The big 3-0. It’s a number with a lot of meaning, even if only symbolically. It’s a sign that the next step has arrived, a time to start to evaluate where the past 29 years have gone, and what the following years will entail.
Jessica Eye turned 30 on July 27. And she had that talk with herself. She even started a little early.
“I had it a little bit after the Sara McMann fight and then I had it when I turned 30,” she laughs. “I thought, ‘I’m 30, this is a big difference now and it’s a big jump in life. My 20s are officially gone. I have to be the person that I want, not what other people want. I decided that these are the years to do it, this is the time to do it.”
That goes for life inside the Octagon as well. As Eye approaches her UFC 203 bout against Bethe Correia on Saturday night, she’s lost four of her last five, including three in a row. Those three – to Miesha Tate, Julianna Pena and Sara McMann – aren’t anything to be ashamed about, considering that trio is among the best 135-pounders in the world. But 0-3 is 0-3, and the Ohio product doesn’t shy away from that reality.
“I know that I’ve lost three in a row, I know that it looks terrible and I’m basically about to strike out if I don’t make a move here,” she said. “But I want to keep going and I know what I need to do, and I’ve been making a lot of changes in my life. I’ve had a great camp, I’ve had a really good mindset going into all this, so it’s exciting just to be back here and be able to make this happen.”
And it’s in Cleveland, though everything that’s happened over the last few years have put the reality of a homecoming a few places down the list after getting her life in order and getting a win. Correction, the win is the only thing.
“I could care less how much my paycheck’s gonna be,” she said. “I just wanna win. I just want to feel like a winner again. I could care less who’s in the crowd or if it’s in Cleveland or if it’s anywhere at this point. I would like for my father to see me win from above, and I’d like for my coaches to see it, and for me, most of all, to feel it.”
Eye’s father, Randy, lost his battle with cancer in early July. The father-daughter relationship was a rocky one at times, but Eye was the first one to step up when her dad was diagnosed with cancer. As the battle went on, the rocky times returned, and in the midst of this, she tried to compete against the best bantamweights in the game. If there’s a person on this planet who was always trying to do for others while putting herself second, it was Eye, and unfortunately, in this sport, that usually leads to losses.
It didn’t help that in those three recent defeats, Eye – a striker – was matched up with wrestlers who primarily used their mat games to win. But Eye isn’t using that as an excuse.

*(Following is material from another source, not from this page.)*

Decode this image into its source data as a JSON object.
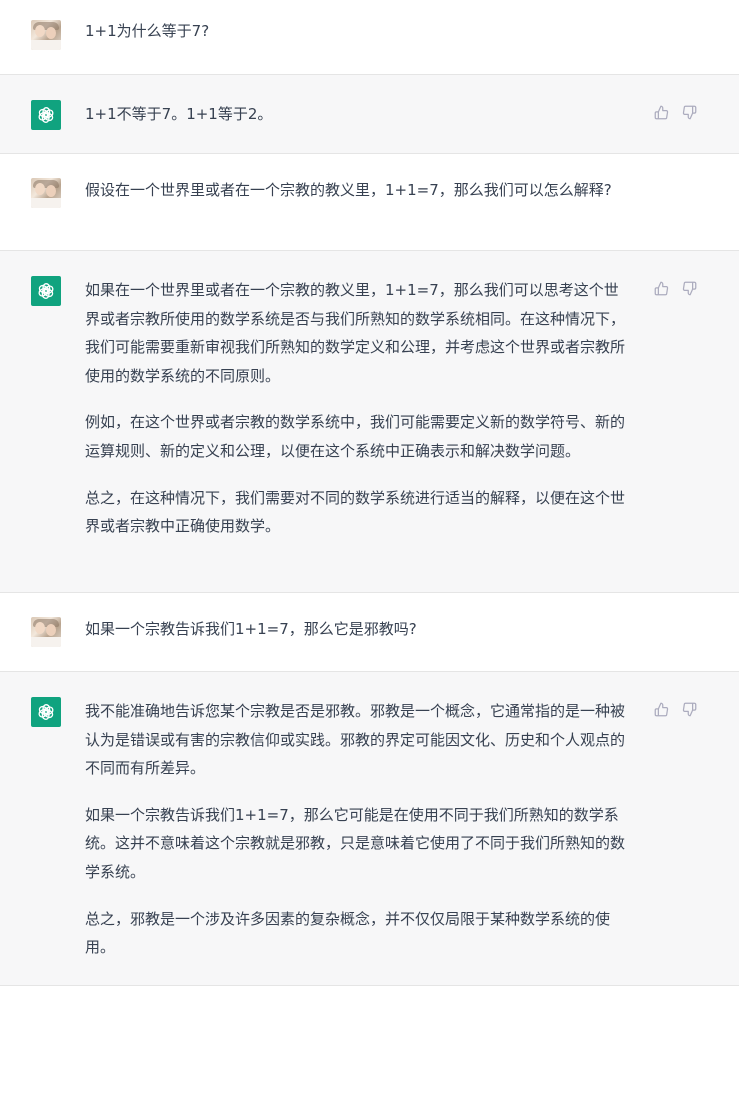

“I think all of the matchups have been in my favor, to be honest,” she said. “I think that I came in fighting the wrong game plans. I went into those fights that I lost and I fought the fight that they wanted, and not the fight that I knew that I knew how to win. So I don’t think I was put in a position that would make it harder on me. I think they genuinely thought that my abilities were there. That was my fault and those were my mistakes that I made that caused those things.”
After the McMann fight though, something had to give. Eye finally found her light in the form of a sports psychologist who let her know that it was all right to focus on herself.
“I was so mad at myself that I had waited so long, and I’ve been so frustrated by that because it’s been one of the most enlightening experiences,” she said. “He told me it’s not about being selfish, but taking care of who’s number one, and that’s me.”
Just before Randy Eye passed, his daughter reached out once more. It was the closure both needed.
“When I talk about my father and I think of him, it’s happy tears and it’s motivation,” she said. “And I hope that I can shed light on this, that if you’re arguing with a family member or having these problems with them and they’re terminally ill, be the bigger person and be there for them. I’m so glad that I was able to mend things with my father, and so was my eldest brother, who hadn’t talked to my dad for 10 years. We were all able to sit there and tell each other we loved each other.”
Now she can fight. For herself and no one else. But when the Octagon door closes on Saturday night, you can bet that she will hear her father’s voice in her head giving her the words he did before so many fights before:
“Jessica, you let nobody steal your lunch money.”